American Commons: Photographing Libraries Across the Nation is a Kickstarter project from Robert Dawson. Since 1994 he has traveled through nineteen states and photographed hundreds of libraries and he is trying to raise money to complete the project.
As a photographer I have committed my life work to investigating “the commons” – the things that we share as a nation – our environment, our infrastructure, our culture – the things that keep our society civil and working. For communities across the country, libraries offer free access to information and education, a sanctuary, and hope for the future.
Libraries are local but I chose to view this astonishing system as a whole. While each library has its own unique set of needs the nation-wide system of local libraries constitutes an important part of a healthy society. In the nineteenth century there was a strong correlation between the public library movement and the movement for public education. People understood that the future of democracy is contingent on an educated citizenry. They also felt that every citizen should have the right of free access to community-owned resources. These ideas coalesced into today’s public libraries which function as a system of non-commercial centers that help us define what we value and what we share. …
After 17 years of research, the time for me to finish this project is now. Libraries are under attack today. During the Great Depression, not a single library was closed. Now, as wealth becomes concentrated in the hands of fewer people, what is left for the rest of us? No matter our political persuasions or cultural differences, libraries connect us all. This is our American Commons. Help keep it that way.

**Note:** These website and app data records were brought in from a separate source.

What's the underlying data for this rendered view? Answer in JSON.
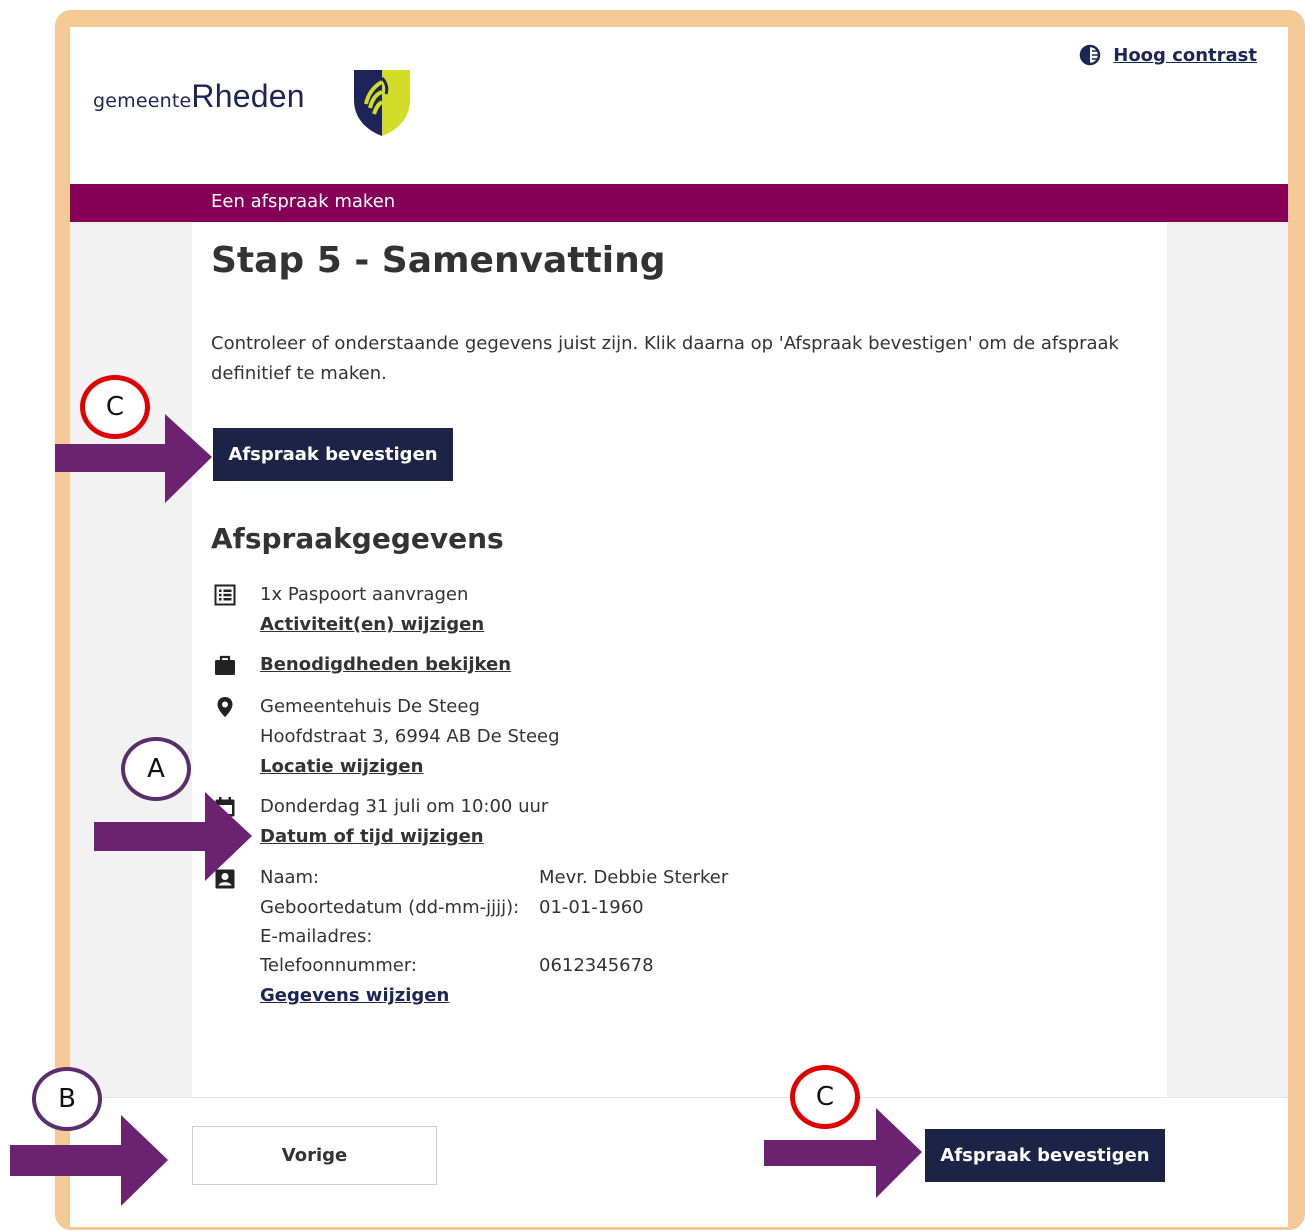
{
  "header": {
    "logo_small": "gemeente",
    "logo_big": "Rheden",
    "contrast_label": "Hoog contrast"
  },
  "banner": {
    "title": "Een afspraak maken"
  },
  "main": {
    "heading": "Stap 5 - Samenvatting",
    "intro": "Controleer of onderstaande gegevens juist zijn. Klik daarna op 'Afspraak bevestigen' om de afspraak definitief te maken.",
    "confirm_label": "Afspraak bevestigen",
    "section_title": "Afspraakgegevens"
  },
  "details": {
    "activity": "1x Paspoort aanvragen",
    "activity_link": "Activiteit(en) wijzigen",
    "requirements_link": "Benodigdheden bekijken",
    "location_name": "Gemeentehuis De Steeg",
    "location_address": "Hoofdstraat 3, 6994 AB De Steeg",
    "location_link": "Locatie wijzigen",
    "datetime": "Donderdag 31 juli om 10:00 uur",
    "datetime_link": "Datum of tijd wijzigen",
    "person": [
      {
        "label": "Naam:",
        "value": "Mevr. Debbie Sterker"
      },
      {
        "label": "Geboortedatum (dd-mm-jjjj):",
        "value": "01-01-1960"
      },
      {
        "label": "E-mailadres:",
        "value": ""
      },
      {
        "label": "Telefoonnummer:",
        "value": "0612345678"
      }
    ],
    "person_link": "Gegevens wijzigen"
  },
  "footer": {
    "prev_label": "Vorige",
    "confirm_label": "Afspraak bevestigen"
  },
  "annotations": {
    "marker_a": "A",
    "marker_b": "B",
    "marker_c": "C",
    "red": "#e00000",
    "purple": "#5a2d6e",
    "arrow": "#6b2270"
  },
  "colors": {
    "banner": "#860057",
    "button": "#1d2347",
    "link": "#1d2457",
    "frame": "#f5c995"
  }
}
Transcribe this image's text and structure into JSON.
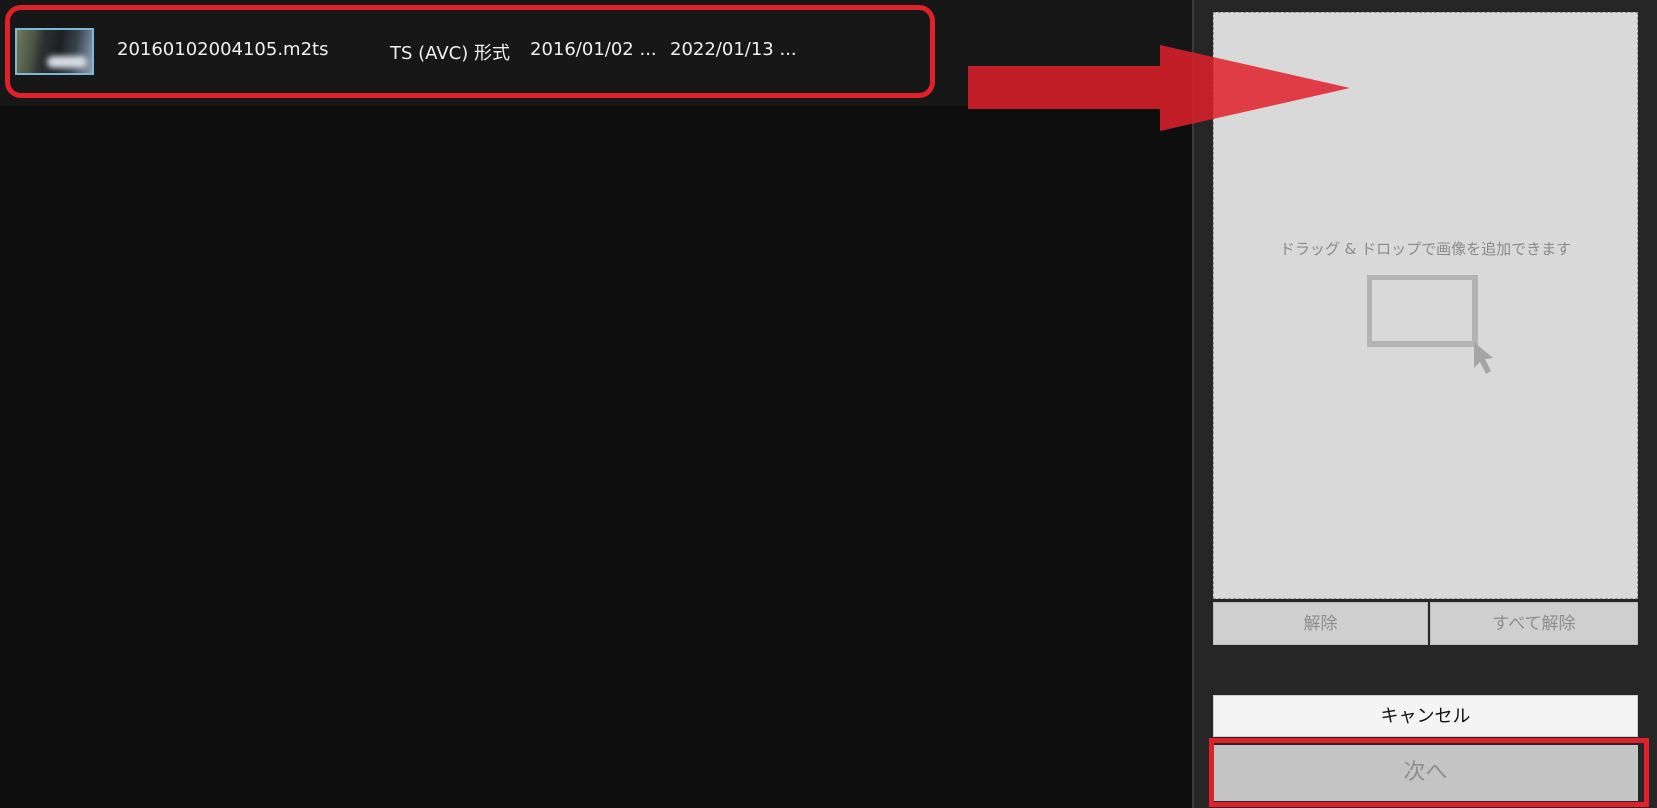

You can follow Robert’s journey in more detail on the project’s blog, Library Road Trip.